You control a little man with a fliptop head eating all the pills in a maze. In hot pursuit of the little yellow guy are ghosts of various colours who would very much like to chomp Pac-Man into oblivion.
Pac is helped by various fruit that his girlfriend occasionally leaves for him, as well as power pills dropped off by his cousin. These pills turn the ghosts into tasty morsels which can be devoured for extra points.
With limitless levels, points mean prizes, so get out there and bathe in nostalgia with one of the greatest games of all time.
The title screen is disappointingly brief and unspectacular. With such gameplay simplicity, in concept and graphics, I would have expected a polished front-end and a dazzling array of options. But sadly not.
There is the normal one-player game, plus a new two-player simultaneous game played via the link up. Potentially, this expands playability no end with clever touches such as ghosts teleporting off one maze to appear on your opponent’s. You can also whether to play the game in close-up, or settle for the conventional panoramic view.
The graphics in the game are a carbon copy of the old pub machine with dark blue maze walls and rainbow ghosts all faithfully presented. It’s just a pity the mazes weren’t revamped for the new game.
Sound is so important in this style of game and all the tunes are again resurrected to liven up the gameplay. The now famous jingles evoking memories of intense table-play marathons in the back room of a seedy pub many years ago.
The only faults in Pac-Man’s appeal are the repetitiveness of levels and the lack of a sense of true reward. With Pac-Man, points are everything and without even a high score table , progression is a shallow affair that may not be enough for trophy-hungry players. I would also have enjoyed some continues to combat the difficulty.
Nostalgia is undoubtedly what maintains this game’s credibility in the competitive modern day market. If no-one could relate to it with such fondness as many still do, Pac-Man would surely have vanished long ago. Thankfully this is not the case. Long live Pac-Man!
At the very start of the game all the ghosts go up the screen, so clear the bottom of the screen first.

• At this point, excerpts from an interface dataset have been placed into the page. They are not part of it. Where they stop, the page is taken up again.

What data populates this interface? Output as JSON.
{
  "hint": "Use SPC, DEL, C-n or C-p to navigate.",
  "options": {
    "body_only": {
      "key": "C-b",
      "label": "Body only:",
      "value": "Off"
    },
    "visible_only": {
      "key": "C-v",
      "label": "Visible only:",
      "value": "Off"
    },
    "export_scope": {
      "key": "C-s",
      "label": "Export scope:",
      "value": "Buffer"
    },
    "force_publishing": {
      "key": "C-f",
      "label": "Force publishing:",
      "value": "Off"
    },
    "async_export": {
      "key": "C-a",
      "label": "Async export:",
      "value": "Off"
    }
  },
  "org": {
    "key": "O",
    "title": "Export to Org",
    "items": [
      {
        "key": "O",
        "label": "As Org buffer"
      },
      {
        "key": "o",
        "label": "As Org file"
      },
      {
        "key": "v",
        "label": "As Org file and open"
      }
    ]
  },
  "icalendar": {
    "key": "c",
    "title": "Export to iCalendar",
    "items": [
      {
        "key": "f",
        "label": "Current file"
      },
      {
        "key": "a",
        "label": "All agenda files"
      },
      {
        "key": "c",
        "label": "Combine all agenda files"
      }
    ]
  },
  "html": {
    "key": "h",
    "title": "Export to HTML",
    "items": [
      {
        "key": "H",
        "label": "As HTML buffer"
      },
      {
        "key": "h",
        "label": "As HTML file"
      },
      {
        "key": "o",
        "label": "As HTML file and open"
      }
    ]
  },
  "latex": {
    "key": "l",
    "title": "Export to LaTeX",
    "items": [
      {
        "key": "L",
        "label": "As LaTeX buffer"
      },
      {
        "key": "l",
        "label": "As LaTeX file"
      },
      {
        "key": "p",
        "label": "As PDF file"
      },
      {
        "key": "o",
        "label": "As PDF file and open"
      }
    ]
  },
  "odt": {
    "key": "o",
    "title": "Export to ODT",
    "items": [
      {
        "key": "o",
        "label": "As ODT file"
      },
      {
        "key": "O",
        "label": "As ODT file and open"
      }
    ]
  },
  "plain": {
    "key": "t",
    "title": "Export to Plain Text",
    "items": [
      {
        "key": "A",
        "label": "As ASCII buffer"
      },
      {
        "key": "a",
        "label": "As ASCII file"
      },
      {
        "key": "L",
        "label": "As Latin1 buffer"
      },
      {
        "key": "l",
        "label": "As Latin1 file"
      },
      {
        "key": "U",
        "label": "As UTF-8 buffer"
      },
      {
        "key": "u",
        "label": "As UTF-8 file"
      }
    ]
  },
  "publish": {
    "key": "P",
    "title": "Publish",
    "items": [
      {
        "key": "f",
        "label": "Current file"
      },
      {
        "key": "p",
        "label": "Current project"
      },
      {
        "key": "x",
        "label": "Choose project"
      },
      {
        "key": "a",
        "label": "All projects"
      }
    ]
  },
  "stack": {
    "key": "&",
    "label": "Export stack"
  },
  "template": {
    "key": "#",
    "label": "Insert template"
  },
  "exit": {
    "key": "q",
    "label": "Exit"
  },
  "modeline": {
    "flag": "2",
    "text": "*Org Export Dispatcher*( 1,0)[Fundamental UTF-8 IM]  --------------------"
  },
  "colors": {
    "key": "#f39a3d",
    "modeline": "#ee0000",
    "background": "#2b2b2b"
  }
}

Eating several ghosts at a time increases the bounty for each one. Wait till all the ghosts begin to congregate before you devour the pill.

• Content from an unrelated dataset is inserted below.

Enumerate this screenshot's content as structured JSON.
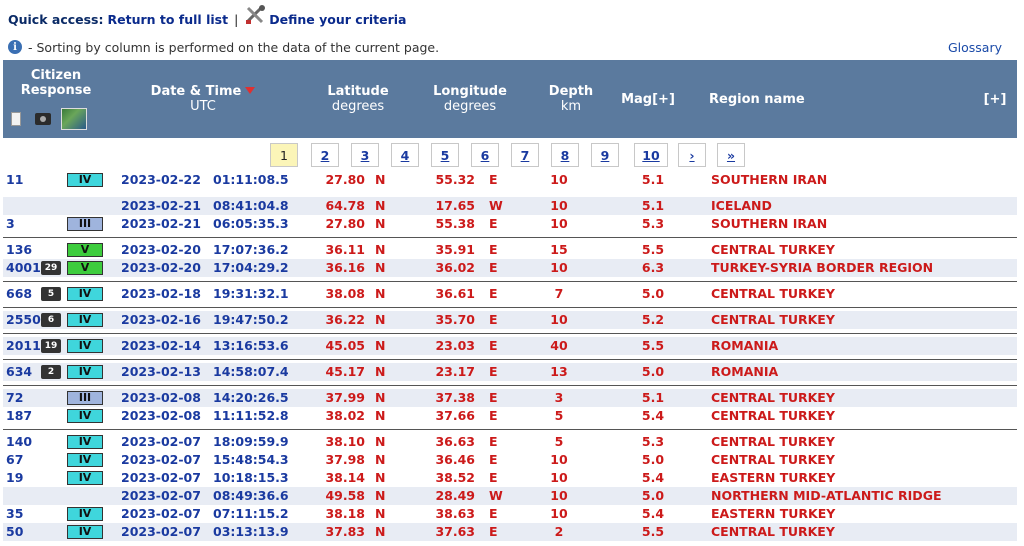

Aargh! Run for it. Pac is pursued by four ghosts but makes a run for it off the screen to the right. The cherries at the bottom give points.
Pac-Man is currently only available in America. At present, there are no plans to bring it over here officially. You can get the American import from Console Concepts, 233b Waterloo Road, Cobridge, Stoke-on-Trent, Staffordshire ST6 2HS. Tel: (0782) 712759.
Pac-Man first came out in 1980.